LVMH’s Sephora picks JD.com for China online store
Sephora doesn't disclose sales data for China.
Cosmetics company Sephora is giving itself an online makeover in China, where e-commerce is proving to be a tough battle for many Western retailers. The unit of LVMH Moët Hennessy Louis Vuitton SA is opening a flagship store on Chinese e-commerce provider JD.com’s website to rev up sales of its beauty products online, said Anne Veronique Bruel, president of Sephora Asia. Sephora, which already sells on its own e-commerce platform in China, will sell exclusive products and launch new cosmetics on JD.com before they roll out elsewhere, said Ms. Bruel, according to Reuters.
The deal marks a global first for the retailer. In other countries, Sephora draws customers to its own website and hasn’t teamed up with another e-commerce company to build sales. But in China, it is a different story. Sephora and other multinational companies are struggling to get attention online, as companies like Alibaba Group Holding Ltd., China’s largest e-commerce provider by transactions, and No. 2 player JD.com Inc. dominate e-commerce.
«You have to know that what is happening in China is not happening in the rest of the world,» said Ms. Bruel. Sephora doesn’t disclose sales data for China. The share of sales of beauty and personal-care products, including cosmetics and shampoo, from China’s physical retail stores dropped to 70% in 2014 from 88% in 2009, while sales on the Web increased to 15.5% from 0.7% in the same period, according to the most recent available data from market research firm Euromonitor. Non-retail channels, such as direct sales and even hair salons, make up the remainder.
Sephora, which runs 175 stores, has had a rocky road since entering China in 2005. It closed some China-based stores in recent years after sales of perfumes, lipsticks and the like slumped. It launched its own website in China in 2013. But analysts say it hasn’t matched the traffic of rival cosmetic retailers like Beijing-based Jumei International Holding Ltd., which focuses on e-commerce and listed on the New York Stock Exchange last year.
The company will focus on building its brand online, where it sees its highest growth figures, said Helen Zhou, Sephora China’s vice president of marketing and e-commerce.
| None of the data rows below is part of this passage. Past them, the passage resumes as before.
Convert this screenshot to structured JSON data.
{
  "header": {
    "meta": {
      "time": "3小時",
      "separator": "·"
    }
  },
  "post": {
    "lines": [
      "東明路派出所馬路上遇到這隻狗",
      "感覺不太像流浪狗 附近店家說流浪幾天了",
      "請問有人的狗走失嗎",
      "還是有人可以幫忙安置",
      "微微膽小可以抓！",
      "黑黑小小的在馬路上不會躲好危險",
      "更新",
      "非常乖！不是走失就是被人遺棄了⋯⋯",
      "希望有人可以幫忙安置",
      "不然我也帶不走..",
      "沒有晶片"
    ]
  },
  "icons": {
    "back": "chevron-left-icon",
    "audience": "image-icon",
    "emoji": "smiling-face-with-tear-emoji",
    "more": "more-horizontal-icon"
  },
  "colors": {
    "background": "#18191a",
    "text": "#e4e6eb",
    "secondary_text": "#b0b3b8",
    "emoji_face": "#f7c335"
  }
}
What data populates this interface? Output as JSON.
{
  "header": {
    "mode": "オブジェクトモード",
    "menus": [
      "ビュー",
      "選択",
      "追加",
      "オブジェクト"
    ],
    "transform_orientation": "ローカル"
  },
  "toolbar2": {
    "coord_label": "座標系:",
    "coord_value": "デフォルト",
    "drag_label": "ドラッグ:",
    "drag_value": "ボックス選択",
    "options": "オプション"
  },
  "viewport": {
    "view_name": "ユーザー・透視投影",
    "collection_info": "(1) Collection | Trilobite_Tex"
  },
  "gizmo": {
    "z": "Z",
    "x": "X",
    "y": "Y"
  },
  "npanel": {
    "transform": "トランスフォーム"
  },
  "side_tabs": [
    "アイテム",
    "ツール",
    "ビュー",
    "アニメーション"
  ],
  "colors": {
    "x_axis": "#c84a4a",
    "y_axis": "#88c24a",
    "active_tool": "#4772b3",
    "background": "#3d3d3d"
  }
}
Still, Sephora plans to open additional physical stores in China’s smaller cities, reaching a total of 200 in China by year-end, said Ms. Zhou.
Sephora’s online move is also part of an emerging trend for Western companies to link up with China’s online giants. In March, Amazon.com opened a flagship store on rival Alibaba’s marketplace Tmall, aiming to sell more goods, like imported food, toys and shoes, online. Alibaba and JD have opened up international sections of their sites to expand access to foreign products, like imported wine and mixed nuts, for Chinese consumers. Sephora is one of the two chains in LVMH‘s fast-growing selective retailing unit, which accounts for about 30% of the company’s revenue.